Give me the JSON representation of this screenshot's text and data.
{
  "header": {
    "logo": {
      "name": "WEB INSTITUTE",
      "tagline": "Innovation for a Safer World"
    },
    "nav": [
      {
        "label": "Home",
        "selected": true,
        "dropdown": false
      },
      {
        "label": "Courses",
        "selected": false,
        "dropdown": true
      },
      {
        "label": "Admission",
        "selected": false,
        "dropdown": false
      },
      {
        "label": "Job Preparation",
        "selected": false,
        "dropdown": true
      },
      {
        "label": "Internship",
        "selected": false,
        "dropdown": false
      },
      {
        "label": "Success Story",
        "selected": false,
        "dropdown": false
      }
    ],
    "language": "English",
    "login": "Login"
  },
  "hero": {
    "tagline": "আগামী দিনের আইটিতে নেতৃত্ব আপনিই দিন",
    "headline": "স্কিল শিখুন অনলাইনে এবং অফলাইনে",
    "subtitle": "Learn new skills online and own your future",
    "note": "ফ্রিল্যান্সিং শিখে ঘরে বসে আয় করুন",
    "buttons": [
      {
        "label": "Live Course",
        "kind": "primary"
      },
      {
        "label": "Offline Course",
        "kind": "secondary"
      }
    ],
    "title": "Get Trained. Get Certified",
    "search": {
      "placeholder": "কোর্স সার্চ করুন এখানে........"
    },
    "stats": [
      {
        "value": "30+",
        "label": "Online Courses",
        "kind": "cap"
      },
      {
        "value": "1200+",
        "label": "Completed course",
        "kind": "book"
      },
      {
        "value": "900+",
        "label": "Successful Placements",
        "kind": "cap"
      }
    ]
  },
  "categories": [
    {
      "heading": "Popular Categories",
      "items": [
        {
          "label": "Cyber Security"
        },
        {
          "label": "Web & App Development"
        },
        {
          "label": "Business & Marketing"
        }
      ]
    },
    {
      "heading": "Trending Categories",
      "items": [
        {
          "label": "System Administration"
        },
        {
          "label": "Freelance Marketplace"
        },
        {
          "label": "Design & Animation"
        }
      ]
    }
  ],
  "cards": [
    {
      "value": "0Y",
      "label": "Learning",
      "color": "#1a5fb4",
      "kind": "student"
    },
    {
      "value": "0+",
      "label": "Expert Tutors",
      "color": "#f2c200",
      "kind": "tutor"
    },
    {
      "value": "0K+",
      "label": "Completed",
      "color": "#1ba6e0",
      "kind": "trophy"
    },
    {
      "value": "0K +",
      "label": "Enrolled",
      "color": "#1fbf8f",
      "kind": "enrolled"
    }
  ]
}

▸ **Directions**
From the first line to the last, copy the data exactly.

▸ **Answer to this exercise**
Give me the JSON representation of this screenshot's text and data.
{
  "header": {
    "logo": {
      "name": "WEB INSTITUTE",
      "tagline": "Innovation for a Safer World"
    },
    "nav": [
      {
        "label": "Home",
        "selected": true,
        "dropdown": false
      },
      {
        "label": "Courses",
        "selected": false,
        "dropdown": true
      },
      {
        "label": "Admission",
        "selected": false,
        "dropdown": false
      },
      {
        "label": "Job Preparation",
        "selected": false,
        "dropdown": true
      },
      {
        "label": "Internship",
        "selected": false,
        "dropdown": false
      },
      {
        "label": "Success Story",
        "selected": false,
        "dropdown": false
      }
    ],
    "language": "English",
    "login": "Login"
  },
  "hero": {
    "tagline": "আগামী দিনের আইটিতে নেতৃত্ব আপনিই দিন",
    "headline": "স্কিল শিখুন অনলাইনে এবং অফলাইনে",
    "subtitle": "Learn new skills online and own your future",
    "note": "ফ্রিল্যান্সিং শিখে ঘরে বসে আয় করুন",
    "buttons": [
      {
        "label": "Live Course",
        "kind": "primary"
      },
      {
        "label": "Offline Course",
        "kind": "secondary"
      }
    ],
    "title": "Get Trained. Get Certified",
    "search": {
      "placeholder": "কোর্স সার্চ করুন এখানে........"
    },
    "stats": [
      {
        "value": "30+",
        "label": "Online Courses",
        "kind": "cap"
      },
      {
        "value": "1200+",
        "label": "Completed course",
        "kind": "book"
      },
      {
        "value": "900+",
        "label": "Successful Placements",
        "kind": "cap"
      }
    ]
  },
  "categories": [
    {
      "heading": "Popular Categories",
      "items": [
        {
          "label": "Cyber Security"
        },
        {
          "label": "Web & App Development"
        },
        {
          "label": "Business & Marketing"
        }
      ]
    },
    {
      "heading": "Trending Categories",
      "items": [
        {
          "label": "System Administration"
        },
        {
          "label": "Freelance Marketplace"
        },
        {
          "label": "Design & Animation"
        }
      ]
    }
  ],
  "cards": [
    {
      "value": "0Y",
      "label": "Learning",
      "color": "#1a5fb4",
      "kind": "student"
    },
    {
      "value": "0+",
      "label": "Expert Tutors",
      "color": "#f2c200",
      "kind": "tutor"
    },
    {
      "value": "0K+",
      "label": "Completed",
      "color": "#1ba6e0",
      "kind": "trophy"
    },
    {
      "value": "0K +",
      "label": "Enrolled",
      "color": "#1fbf8f",
      "kind": "enrolled"
    }
  ]
}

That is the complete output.